-- DIRECTIONS --
Look for the word "header" in the material below. Copy each line that has it.

-- SOURCE DATA --
---

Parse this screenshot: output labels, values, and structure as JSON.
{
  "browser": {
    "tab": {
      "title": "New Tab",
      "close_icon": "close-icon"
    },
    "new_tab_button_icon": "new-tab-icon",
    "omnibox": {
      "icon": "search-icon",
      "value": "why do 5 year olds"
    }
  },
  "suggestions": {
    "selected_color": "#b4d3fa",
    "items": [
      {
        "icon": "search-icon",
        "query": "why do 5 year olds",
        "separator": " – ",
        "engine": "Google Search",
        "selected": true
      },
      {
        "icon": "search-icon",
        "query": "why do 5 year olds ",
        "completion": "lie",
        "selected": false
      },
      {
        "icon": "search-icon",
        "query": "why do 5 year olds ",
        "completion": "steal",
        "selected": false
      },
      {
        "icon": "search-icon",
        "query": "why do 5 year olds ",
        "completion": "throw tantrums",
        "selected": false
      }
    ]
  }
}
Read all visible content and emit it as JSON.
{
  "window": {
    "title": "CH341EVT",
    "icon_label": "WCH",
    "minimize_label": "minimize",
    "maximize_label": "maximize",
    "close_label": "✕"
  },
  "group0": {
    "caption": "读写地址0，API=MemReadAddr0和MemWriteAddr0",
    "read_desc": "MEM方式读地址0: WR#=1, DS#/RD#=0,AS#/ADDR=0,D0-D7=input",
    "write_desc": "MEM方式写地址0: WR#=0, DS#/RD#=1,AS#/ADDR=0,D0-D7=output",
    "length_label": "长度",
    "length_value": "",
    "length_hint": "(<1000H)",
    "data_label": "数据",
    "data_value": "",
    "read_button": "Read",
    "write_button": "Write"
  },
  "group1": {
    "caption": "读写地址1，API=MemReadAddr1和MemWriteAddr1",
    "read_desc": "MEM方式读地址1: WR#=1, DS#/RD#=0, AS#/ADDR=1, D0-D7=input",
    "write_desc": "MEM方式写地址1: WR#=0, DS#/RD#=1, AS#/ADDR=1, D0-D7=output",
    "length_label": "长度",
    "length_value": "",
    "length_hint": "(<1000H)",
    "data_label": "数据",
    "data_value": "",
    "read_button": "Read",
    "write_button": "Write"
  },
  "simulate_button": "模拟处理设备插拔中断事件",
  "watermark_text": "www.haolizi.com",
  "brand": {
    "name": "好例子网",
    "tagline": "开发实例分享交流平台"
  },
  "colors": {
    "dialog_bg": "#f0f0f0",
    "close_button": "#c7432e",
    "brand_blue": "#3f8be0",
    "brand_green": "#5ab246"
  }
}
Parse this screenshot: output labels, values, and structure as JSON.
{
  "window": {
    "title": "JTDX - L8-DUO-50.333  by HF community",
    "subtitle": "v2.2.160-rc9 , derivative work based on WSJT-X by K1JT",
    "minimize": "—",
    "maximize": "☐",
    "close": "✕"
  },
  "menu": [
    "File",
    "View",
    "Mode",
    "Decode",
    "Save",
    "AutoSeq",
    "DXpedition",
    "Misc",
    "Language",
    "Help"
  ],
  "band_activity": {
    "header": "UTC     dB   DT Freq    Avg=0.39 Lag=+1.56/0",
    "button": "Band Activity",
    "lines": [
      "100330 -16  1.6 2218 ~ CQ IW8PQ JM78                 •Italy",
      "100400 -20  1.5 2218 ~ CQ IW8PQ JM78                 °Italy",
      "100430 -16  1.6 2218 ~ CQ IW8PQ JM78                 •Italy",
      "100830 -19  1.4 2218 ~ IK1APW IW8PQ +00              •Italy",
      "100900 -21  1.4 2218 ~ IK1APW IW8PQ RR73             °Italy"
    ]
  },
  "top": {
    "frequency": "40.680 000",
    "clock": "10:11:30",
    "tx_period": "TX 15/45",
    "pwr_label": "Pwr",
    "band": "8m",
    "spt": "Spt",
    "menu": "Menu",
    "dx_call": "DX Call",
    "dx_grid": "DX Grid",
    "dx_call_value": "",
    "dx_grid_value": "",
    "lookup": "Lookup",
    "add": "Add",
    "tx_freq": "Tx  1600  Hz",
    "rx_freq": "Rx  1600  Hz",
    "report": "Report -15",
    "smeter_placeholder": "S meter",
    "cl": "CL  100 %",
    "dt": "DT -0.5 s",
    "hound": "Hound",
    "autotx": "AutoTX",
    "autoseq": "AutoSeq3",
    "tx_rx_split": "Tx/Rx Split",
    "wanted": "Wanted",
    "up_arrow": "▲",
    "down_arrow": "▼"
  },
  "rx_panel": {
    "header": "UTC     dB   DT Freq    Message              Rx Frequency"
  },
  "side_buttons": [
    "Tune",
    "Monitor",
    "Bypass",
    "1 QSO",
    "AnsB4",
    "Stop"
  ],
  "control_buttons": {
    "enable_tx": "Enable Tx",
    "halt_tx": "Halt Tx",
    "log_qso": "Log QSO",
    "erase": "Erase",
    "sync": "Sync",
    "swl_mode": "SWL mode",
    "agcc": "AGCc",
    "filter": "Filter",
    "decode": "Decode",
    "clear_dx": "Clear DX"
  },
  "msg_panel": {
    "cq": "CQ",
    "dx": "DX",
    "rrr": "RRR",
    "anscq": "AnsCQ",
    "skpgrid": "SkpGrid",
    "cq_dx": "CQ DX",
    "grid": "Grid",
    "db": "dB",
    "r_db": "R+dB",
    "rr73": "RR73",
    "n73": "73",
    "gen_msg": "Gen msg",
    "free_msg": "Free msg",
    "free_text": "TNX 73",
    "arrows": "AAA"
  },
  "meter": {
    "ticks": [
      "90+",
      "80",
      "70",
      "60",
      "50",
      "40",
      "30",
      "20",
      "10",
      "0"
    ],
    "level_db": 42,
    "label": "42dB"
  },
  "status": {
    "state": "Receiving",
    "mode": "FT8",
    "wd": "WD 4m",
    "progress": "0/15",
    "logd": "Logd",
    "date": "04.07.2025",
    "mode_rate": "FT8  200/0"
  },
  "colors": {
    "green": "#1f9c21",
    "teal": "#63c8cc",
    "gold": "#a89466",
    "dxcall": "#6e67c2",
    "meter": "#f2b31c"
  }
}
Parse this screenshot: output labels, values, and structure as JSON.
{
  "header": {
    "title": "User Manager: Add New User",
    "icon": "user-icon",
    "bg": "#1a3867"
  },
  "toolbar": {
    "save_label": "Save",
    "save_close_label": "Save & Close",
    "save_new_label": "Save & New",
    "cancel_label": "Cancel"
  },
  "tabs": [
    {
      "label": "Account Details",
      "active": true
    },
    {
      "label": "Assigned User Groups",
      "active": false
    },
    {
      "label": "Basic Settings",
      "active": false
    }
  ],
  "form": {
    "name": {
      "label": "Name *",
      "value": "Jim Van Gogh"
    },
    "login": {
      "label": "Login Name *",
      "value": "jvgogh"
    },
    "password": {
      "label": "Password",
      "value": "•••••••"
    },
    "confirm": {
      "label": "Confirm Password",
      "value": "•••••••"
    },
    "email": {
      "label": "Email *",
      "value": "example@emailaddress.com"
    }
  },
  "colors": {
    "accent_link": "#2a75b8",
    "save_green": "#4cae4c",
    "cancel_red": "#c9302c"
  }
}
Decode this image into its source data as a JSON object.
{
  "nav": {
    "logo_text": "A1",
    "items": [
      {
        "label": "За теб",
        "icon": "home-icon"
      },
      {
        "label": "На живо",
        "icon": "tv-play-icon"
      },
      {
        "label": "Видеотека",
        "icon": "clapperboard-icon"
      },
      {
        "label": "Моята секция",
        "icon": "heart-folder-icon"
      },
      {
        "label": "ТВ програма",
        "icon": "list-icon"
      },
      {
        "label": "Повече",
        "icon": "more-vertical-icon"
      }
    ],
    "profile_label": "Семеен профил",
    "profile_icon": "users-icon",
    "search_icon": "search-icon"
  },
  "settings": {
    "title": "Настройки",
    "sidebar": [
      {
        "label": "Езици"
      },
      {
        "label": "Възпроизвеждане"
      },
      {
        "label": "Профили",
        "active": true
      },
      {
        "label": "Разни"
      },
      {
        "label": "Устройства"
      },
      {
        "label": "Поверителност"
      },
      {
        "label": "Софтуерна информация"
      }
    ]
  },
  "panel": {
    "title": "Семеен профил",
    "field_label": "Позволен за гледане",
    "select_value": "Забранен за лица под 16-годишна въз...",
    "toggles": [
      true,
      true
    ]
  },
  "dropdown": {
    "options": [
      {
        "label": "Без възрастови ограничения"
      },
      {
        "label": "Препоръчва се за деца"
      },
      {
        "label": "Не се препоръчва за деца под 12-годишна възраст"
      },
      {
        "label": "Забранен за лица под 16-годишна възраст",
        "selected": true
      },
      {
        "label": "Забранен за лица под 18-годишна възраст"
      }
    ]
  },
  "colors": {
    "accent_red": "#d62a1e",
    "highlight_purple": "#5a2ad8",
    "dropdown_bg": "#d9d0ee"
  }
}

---

-- EXERCISE RESPONSE --
    "header": "UTC     dB   DT Freq    Avg=0.39 Lag=+1.56/0",
    "header": "UTC     dB   DT Freq    Message              Rx Frequency"
  "header": {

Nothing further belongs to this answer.